> _WORK INSTRUCTION_
Find all the lines in the material below with the word "JSON", and copy them.

> _RECORDS FOR THE EXERCISE_
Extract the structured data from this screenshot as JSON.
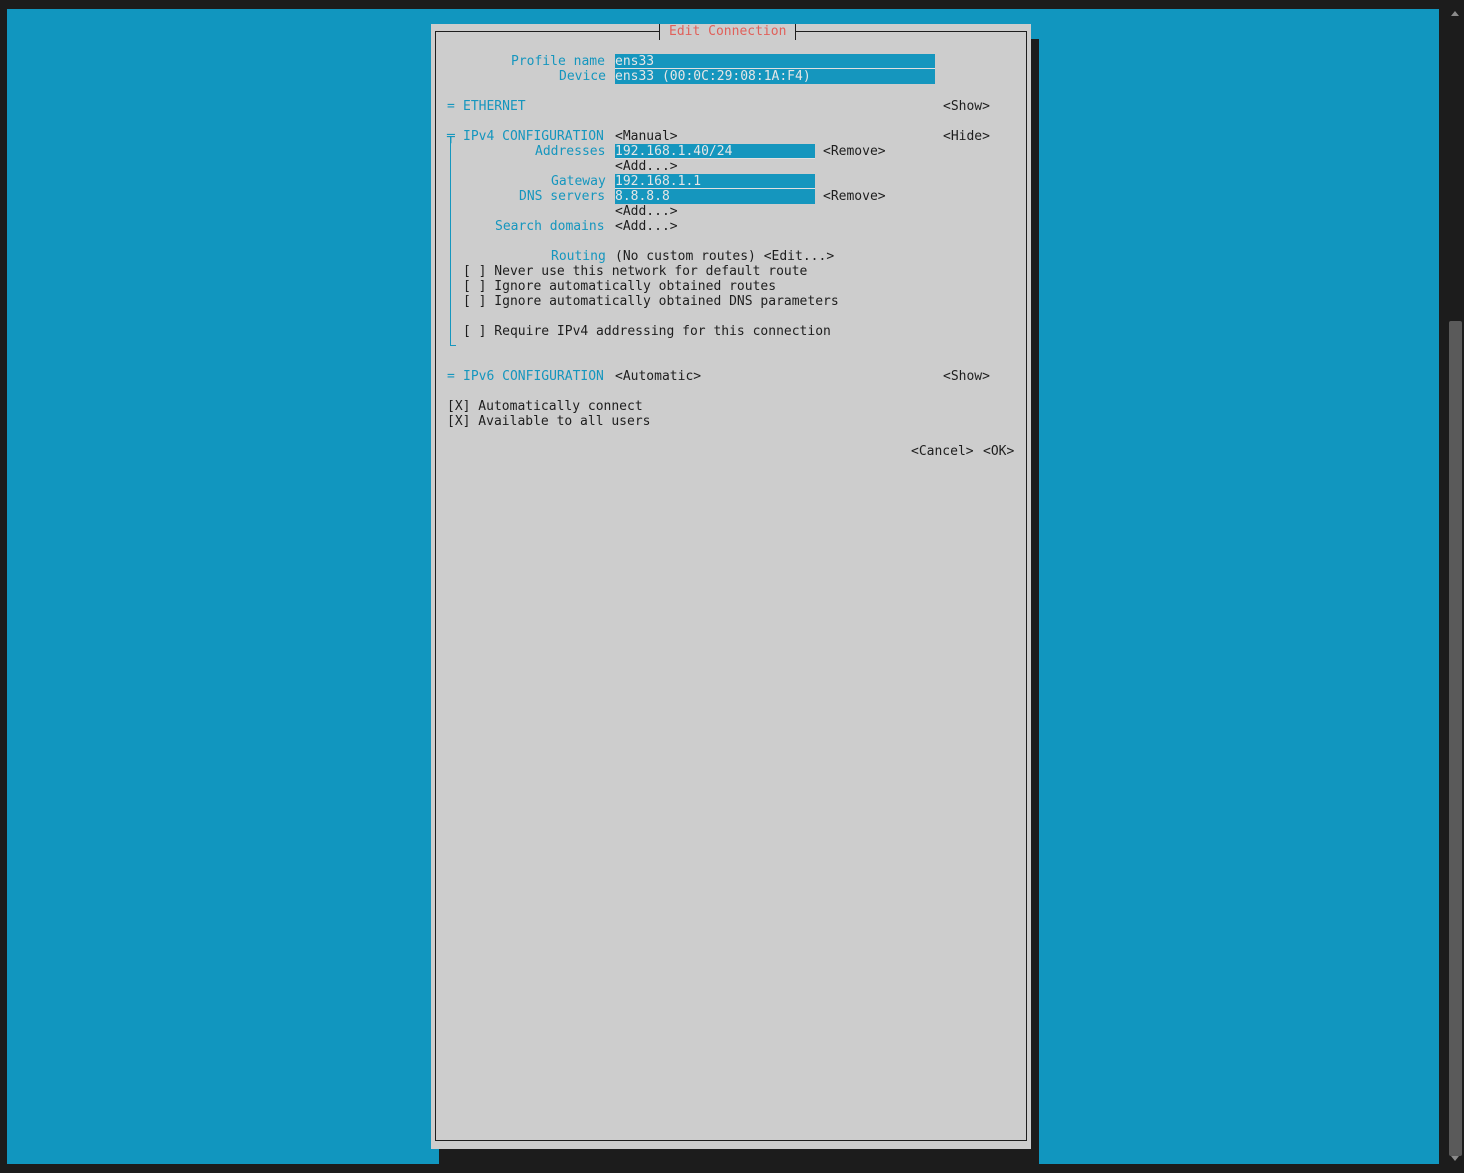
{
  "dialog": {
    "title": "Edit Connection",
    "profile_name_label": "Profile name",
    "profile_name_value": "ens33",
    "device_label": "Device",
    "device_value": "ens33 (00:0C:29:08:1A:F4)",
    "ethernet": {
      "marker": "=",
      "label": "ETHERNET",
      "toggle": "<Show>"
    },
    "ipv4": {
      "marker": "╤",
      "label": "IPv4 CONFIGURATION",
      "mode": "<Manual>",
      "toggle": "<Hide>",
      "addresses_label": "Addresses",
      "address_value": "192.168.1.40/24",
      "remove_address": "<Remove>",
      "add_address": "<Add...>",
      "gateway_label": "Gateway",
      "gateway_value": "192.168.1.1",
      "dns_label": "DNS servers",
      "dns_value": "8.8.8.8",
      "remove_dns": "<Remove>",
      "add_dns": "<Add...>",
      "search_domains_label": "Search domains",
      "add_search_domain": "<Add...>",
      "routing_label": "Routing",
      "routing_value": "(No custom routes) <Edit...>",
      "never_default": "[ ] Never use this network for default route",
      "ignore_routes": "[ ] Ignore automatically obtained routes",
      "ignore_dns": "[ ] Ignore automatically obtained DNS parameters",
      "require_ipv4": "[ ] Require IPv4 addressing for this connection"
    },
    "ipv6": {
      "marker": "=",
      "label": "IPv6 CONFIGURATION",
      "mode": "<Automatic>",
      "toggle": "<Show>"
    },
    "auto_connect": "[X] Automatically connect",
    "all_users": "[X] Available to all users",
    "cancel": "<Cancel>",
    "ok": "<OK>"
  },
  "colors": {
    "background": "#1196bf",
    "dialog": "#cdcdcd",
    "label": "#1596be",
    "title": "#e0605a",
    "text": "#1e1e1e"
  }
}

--

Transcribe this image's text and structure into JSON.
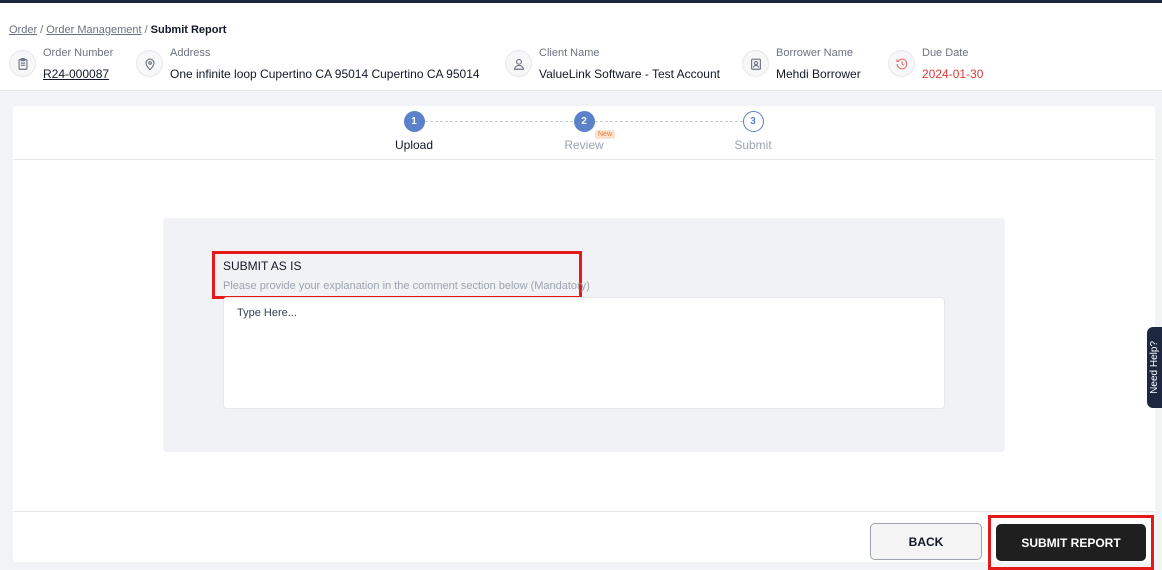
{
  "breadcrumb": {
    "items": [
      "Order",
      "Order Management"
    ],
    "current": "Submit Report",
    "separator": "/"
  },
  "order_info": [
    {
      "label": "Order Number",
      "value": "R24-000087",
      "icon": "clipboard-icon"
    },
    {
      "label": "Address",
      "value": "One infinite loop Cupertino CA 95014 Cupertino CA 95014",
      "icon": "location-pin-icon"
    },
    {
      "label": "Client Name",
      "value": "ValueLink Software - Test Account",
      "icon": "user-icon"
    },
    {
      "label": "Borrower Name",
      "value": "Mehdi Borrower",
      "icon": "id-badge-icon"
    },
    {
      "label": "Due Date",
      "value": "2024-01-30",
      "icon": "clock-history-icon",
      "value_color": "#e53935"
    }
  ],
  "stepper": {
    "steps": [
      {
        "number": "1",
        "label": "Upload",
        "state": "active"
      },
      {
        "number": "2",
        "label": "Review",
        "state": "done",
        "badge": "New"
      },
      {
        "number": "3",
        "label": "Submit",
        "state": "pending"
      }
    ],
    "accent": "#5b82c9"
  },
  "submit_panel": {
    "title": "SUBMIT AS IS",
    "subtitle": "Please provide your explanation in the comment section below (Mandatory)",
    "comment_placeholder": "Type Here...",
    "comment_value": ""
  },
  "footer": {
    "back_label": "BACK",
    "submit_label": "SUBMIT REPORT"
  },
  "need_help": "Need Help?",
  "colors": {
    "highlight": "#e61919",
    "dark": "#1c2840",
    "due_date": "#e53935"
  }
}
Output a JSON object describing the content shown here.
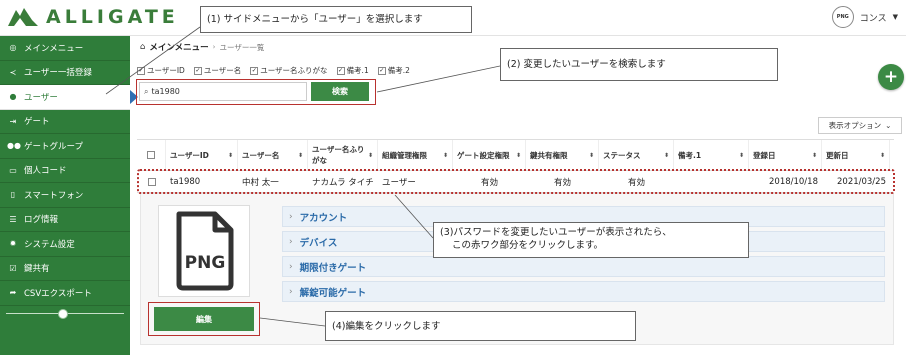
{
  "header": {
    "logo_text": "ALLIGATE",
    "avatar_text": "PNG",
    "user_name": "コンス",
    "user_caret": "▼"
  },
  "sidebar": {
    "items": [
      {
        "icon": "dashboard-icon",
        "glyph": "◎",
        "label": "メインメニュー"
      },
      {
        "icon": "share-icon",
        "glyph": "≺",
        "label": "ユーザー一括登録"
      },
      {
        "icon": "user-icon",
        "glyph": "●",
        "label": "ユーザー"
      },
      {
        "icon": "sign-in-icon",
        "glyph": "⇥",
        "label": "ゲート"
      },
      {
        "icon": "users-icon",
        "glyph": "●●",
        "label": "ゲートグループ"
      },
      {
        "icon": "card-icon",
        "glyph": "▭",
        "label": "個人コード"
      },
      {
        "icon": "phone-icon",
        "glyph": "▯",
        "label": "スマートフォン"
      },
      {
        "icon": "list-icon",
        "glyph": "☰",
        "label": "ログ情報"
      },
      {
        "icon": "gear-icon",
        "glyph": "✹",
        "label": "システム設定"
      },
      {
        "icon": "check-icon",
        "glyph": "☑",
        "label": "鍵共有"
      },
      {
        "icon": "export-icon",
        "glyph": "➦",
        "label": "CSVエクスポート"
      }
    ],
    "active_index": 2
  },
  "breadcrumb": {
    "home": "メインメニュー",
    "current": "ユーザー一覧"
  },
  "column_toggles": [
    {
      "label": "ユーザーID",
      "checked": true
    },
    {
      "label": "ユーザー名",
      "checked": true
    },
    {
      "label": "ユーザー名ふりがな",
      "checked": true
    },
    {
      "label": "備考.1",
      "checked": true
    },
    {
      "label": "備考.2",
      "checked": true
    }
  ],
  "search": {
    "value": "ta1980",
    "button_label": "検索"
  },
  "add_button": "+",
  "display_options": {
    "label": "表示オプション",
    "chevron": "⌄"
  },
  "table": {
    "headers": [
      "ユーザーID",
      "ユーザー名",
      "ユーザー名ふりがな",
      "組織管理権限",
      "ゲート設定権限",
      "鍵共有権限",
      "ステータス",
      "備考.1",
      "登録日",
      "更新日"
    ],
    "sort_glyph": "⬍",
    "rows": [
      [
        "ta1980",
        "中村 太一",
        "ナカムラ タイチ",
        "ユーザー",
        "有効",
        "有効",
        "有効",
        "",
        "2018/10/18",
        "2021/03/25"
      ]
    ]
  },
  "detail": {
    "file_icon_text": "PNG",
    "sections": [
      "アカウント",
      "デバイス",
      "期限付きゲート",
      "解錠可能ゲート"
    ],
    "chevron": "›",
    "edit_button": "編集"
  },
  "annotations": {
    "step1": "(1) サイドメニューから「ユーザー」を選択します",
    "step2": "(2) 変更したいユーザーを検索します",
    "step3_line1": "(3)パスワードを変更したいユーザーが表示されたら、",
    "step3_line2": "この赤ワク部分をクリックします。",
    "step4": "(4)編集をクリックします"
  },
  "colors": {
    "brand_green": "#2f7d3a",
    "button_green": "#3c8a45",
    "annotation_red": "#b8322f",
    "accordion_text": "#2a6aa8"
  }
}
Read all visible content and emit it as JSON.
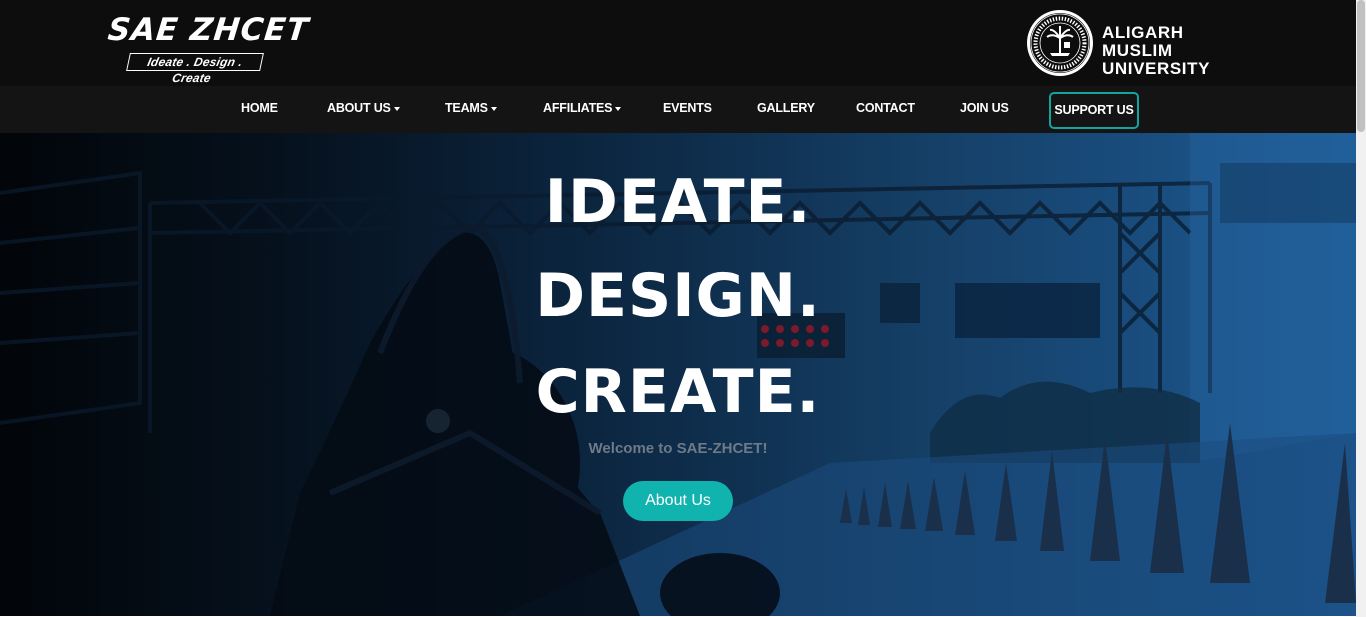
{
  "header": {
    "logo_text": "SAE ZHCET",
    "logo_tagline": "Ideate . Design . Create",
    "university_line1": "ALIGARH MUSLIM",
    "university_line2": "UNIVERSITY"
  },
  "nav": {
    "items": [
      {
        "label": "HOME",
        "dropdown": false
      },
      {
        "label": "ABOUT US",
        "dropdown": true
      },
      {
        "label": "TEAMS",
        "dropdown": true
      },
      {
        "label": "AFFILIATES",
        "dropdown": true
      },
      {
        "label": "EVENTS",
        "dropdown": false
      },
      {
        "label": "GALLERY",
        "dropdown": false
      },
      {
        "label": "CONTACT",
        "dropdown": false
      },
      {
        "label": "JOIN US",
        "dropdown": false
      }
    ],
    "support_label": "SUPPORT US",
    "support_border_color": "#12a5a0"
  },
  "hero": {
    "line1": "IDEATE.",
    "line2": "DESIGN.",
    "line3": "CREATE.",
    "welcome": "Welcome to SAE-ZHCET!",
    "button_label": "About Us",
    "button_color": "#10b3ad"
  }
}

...

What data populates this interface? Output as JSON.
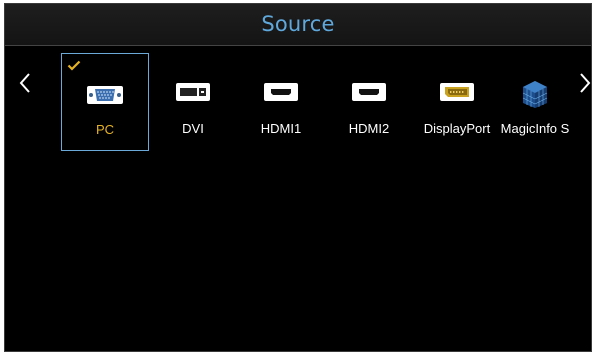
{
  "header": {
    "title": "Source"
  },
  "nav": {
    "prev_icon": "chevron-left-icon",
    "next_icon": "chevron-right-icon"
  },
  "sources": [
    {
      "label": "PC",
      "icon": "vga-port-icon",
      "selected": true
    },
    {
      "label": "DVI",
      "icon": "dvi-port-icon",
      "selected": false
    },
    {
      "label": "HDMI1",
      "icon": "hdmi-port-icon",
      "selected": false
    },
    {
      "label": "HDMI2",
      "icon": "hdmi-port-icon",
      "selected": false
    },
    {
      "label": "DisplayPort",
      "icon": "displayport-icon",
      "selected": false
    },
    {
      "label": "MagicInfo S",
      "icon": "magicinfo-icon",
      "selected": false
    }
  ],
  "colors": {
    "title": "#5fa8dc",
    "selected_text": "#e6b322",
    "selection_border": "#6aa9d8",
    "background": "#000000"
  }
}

> _TASK SOLUTION_
Extract the structured data from this screenshot as JSON.
Transcribe this image's text and structure into JSON.
Output a JSON object describing the content shown here.
Read all visible content and emit it as JSON.
What data populates this interface? Output as JSON.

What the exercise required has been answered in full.